START Exercise data

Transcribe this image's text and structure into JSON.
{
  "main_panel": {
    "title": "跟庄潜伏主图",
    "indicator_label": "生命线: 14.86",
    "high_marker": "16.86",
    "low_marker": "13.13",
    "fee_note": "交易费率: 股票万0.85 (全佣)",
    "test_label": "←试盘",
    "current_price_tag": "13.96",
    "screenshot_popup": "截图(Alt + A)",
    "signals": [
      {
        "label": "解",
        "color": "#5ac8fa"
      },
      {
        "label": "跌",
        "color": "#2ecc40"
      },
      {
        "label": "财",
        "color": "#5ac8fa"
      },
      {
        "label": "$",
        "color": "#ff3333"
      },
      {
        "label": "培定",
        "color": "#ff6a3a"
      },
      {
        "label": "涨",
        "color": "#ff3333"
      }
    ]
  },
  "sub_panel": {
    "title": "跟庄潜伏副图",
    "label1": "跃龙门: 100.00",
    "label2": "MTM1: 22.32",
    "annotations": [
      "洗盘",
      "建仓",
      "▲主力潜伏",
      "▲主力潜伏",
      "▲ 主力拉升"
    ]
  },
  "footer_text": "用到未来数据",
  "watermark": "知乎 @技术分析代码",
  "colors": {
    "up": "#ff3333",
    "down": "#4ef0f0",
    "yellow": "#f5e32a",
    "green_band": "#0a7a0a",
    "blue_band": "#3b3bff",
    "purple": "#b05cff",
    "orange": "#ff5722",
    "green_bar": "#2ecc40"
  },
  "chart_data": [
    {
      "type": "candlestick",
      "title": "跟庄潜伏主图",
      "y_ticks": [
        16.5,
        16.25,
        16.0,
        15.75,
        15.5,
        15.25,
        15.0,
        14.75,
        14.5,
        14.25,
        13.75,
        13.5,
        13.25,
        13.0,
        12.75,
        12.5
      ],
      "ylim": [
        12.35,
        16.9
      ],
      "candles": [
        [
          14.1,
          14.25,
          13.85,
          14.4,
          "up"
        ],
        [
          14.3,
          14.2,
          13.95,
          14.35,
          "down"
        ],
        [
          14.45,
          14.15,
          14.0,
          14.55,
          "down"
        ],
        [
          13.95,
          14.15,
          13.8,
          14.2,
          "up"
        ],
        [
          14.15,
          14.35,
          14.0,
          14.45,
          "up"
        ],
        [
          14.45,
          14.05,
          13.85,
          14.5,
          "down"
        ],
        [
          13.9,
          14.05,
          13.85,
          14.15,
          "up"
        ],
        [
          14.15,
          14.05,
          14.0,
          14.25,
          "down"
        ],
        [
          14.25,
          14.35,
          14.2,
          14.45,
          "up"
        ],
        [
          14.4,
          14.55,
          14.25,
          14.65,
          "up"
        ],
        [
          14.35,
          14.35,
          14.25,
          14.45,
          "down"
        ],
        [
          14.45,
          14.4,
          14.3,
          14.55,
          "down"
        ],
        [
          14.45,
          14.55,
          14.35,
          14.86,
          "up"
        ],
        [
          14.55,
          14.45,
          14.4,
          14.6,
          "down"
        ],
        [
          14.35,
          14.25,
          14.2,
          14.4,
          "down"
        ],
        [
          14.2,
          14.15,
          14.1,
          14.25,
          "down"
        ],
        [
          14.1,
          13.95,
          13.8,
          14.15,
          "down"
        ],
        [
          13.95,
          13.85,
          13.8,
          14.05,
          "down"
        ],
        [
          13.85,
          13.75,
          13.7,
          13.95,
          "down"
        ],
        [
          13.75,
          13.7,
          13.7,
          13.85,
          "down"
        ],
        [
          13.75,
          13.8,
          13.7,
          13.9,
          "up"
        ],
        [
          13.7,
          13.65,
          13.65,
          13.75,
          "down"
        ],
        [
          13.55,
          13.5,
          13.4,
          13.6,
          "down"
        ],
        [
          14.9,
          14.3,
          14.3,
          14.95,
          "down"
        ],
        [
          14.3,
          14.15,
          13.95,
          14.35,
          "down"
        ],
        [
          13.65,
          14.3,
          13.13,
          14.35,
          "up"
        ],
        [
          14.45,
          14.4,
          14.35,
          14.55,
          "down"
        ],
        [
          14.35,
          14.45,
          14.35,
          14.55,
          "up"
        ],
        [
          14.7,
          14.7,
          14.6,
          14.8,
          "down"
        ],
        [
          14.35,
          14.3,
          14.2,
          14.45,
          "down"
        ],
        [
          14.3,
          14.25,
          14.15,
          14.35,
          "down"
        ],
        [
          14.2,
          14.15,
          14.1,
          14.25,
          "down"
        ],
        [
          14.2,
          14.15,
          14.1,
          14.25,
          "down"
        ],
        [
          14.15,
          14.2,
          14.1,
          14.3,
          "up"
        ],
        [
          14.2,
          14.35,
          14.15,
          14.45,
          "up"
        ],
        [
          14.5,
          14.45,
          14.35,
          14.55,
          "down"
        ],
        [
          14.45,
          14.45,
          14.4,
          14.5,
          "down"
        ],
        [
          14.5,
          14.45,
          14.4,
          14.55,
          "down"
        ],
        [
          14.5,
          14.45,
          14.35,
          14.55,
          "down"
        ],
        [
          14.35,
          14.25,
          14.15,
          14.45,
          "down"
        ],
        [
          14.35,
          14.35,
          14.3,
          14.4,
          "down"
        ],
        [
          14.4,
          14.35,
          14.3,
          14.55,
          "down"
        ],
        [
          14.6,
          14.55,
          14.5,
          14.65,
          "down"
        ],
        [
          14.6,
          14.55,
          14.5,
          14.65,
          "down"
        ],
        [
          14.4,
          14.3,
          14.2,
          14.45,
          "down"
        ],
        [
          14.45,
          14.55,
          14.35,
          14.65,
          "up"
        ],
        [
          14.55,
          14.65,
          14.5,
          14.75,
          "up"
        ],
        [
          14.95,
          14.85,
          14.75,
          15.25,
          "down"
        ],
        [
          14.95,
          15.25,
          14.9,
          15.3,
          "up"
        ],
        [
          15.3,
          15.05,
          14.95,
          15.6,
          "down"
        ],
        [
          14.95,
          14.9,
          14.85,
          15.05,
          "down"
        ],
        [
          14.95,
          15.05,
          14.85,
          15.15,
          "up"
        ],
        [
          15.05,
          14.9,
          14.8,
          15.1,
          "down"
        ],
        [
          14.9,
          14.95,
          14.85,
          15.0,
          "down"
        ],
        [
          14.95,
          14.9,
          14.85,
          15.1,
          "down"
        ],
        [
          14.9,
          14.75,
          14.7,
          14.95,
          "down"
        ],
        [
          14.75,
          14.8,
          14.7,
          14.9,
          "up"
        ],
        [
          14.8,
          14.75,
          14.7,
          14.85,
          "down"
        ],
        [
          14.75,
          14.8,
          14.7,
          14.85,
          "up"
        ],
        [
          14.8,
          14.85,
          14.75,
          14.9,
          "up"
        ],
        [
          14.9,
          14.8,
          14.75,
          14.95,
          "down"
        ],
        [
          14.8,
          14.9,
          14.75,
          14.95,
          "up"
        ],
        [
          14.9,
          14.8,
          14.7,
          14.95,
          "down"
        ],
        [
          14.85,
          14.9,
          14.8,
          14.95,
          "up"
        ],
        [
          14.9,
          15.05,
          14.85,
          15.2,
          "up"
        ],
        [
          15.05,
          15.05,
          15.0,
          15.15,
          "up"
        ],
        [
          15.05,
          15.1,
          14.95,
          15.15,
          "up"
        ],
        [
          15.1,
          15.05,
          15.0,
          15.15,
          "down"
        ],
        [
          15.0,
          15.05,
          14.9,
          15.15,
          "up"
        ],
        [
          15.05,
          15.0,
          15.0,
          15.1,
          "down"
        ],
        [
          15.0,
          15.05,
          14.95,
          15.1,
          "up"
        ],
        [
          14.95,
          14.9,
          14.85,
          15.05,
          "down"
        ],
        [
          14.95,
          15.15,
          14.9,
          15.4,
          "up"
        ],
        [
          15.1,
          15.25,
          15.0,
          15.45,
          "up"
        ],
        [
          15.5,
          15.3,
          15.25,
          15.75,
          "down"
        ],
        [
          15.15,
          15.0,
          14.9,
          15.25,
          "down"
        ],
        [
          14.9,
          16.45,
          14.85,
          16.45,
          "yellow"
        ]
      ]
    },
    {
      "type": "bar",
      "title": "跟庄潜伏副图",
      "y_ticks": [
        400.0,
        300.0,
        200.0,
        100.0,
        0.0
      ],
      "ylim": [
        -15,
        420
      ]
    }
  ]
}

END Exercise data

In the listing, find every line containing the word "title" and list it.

» The answer
    "title": "跟庄潜伏主图",
    "title": "跟庄潜伏副图",
      "title": "跟庄潜伏主图",
      "title": "跟庄潜伏副图",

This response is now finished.